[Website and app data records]
=== Section Start ===

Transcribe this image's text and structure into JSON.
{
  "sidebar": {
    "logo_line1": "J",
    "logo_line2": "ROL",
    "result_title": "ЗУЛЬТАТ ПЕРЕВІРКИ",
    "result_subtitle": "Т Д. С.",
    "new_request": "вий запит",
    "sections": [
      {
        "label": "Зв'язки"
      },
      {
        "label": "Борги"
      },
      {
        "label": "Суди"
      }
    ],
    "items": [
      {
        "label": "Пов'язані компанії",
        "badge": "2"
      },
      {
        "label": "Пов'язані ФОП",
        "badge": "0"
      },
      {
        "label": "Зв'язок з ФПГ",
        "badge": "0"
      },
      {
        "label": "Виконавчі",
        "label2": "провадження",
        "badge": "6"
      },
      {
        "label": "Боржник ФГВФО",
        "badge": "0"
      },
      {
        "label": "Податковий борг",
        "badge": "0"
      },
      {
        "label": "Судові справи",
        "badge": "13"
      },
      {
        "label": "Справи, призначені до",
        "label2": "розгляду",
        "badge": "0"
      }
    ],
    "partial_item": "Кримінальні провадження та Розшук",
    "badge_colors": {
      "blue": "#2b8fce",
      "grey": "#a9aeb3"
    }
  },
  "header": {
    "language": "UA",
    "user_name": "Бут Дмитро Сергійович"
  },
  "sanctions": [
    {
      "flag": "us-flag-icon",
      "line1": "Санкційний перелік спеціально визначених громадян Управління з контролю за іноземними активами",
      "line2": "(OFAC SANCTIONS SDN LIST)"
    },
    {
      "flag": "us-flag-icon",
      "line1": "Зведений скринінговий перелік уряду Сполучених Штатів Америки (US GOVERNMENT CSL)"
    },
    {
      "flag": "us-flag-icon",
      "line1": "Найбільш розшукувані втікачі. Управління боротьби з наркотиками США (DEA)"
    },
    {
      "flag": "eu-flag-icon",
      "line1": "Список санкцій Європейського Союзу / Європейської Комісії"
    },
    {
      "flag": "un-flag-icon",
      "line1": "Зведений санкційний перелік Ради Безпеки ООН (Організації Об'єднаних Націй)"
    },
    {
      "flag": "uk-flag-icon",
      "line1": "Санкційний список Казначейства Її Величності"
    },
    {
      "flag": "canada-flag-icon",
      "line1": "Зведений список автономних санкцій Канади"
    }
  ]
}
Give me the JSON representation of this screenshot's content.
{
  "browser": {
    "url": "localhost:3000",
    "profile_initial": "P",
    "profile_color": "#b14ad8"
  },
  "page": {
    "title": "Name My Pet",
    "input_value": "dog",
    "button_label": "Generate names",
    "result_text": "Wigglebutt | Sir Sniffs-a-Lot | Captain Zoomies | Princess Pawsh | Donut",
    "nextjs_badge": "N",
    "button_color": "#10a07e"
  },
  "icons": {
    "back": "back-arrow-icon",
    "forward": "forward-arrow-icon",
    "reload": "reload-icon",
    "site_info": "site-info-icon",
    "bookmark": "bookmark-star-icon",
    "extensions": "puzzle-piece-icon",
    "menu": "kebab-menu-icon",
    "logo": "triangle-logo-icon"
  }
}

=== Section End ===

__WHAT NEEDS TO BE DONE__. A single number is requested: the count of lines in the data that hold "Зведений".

__EXERCISE OUTPUT__. 3